    9. Graves, Philip E & Marchand, James R & Thompson, Randal, 1982. "Economics Departmental Rankings: Research Incentives, Constraints, and Efficiency," American Economic Review, American Economic Association, American Economic Association, vol. 72(5), pages 1131-41, December.
    10. Granger, C W J, 1969. "Investigating Causal Relations by Econometric Models and Cross-Spectral Methods," Econometrica, Econometric Society, Econometric Society, vol. 37(3), pages 424-38, July.
    11. Richard Dusansky & Clayton J. Vernon, 1998. "Rankings of U.S. Economics Departments," Journal of Economic Perspectives, American Economic Association, vol. 12(1), pages 157-170, Winter.
    12. Granger, C. W. J., 1988. "Some recent development in a concept of causality," Journal of Econometrics, Elsevier, Elsevier, vol. 39(1-2), pages 199-211.
    13. Schwert, G. William, 1987. "Effects of model specification on tests for unit roots in macroeconomic data," Journal of Monetary Economics, Elsevier, Elsevier, vol. 20(1), pages 73-103, July.
    14. Scott, Loren C & Mitias, Peter M, 1996. "Trends in Rankings of Economics Departments in the U.S.: An Update," Economic Inquiry, Western Economic Association International, Western Economic Association International, vol. 34(2), pages 378-400, April.
    Full references (including those not matched with items on IDEAS)

    Citations

    Lists

    This item is not listed on Wikipedia, on a reading list or among the top items on IDEAS.

    Statistics

    Access and download statistics

    Corrections

    When requesting a correction, please mention this item's handle: RePEc:eee:asieco:v:20:y:2009:i:2:p:150-155. See general information about how to correct material in RePEc.

    For technical questions regarding this item, or to correct its authors, title, abstract, bibliographic or download information, contact: (Zhang, Lei).

    If you have authored this item and are not yet registered with RePEc, we encourage you to do it here. This allows to link your profile to this item. It also allows you to accept potential citations to this item that we are uncertain about.

    If references are entirely missing, you can add them using this form.

    If the full references list an item that is present in RePEc, but the system did not link to it, you can help with this form.

    If you know of missing items citing this one, you can help us creating those links by adding the relevant references in the same way as above, for each refering item.

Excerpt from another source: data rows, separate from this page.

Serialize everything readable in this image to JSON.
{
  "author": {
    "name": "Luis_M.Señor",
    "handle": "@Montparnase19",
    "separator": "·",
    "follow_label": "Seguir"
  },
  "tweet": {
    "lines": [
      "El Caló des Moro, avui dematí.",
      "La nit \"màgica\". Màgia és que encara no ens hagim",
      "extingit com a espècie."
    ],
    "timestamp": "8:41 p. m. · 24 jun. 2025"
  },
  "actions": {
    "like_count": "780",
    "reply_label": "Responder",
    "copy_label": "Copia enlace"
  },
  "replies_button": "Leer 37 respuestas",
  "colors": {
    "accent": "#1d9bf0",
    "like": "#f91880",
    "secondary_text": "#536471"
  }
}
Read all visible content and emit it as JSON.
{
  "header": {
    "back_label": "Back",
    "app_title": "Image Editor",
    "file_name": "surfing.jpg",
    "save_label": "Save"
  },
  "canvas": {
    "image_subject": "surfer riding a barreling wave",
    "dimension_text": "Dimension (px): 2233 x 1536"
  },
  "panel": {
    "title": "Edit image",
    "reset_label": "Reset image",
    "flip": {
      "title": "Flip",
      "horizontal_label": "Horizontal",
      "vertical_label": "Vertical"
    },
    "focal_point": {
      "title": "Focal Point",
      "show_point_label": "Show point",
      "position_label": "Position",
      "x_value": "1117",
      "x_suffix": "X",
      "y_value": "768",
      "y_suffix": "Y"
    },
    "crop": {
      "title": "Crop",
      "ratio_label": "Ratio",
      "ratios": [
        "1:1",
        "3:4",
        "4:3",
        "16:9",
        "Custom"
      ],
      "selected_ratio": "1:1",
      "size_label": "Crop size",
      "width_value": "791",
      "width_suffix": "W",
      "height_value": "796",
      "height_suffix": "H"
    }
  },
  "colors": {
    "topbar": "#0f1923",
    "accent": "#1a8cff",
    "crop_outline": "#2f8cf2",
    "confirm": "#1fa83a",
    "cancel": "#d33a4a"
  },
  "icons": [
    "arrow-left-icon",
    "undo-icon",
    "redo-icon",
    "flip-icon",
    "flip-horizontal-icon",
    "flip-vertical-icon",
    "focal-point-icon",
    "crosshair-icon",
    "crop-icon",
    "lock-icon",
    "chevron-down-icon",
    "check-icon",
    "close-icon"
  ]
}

If you are a registered author of this item, you may also want to check the "citations" tab in your profile, as there may be some citations waiting for confirmation.

    Please note that corrections may take a couple of weeks to filter through the various RePEc services.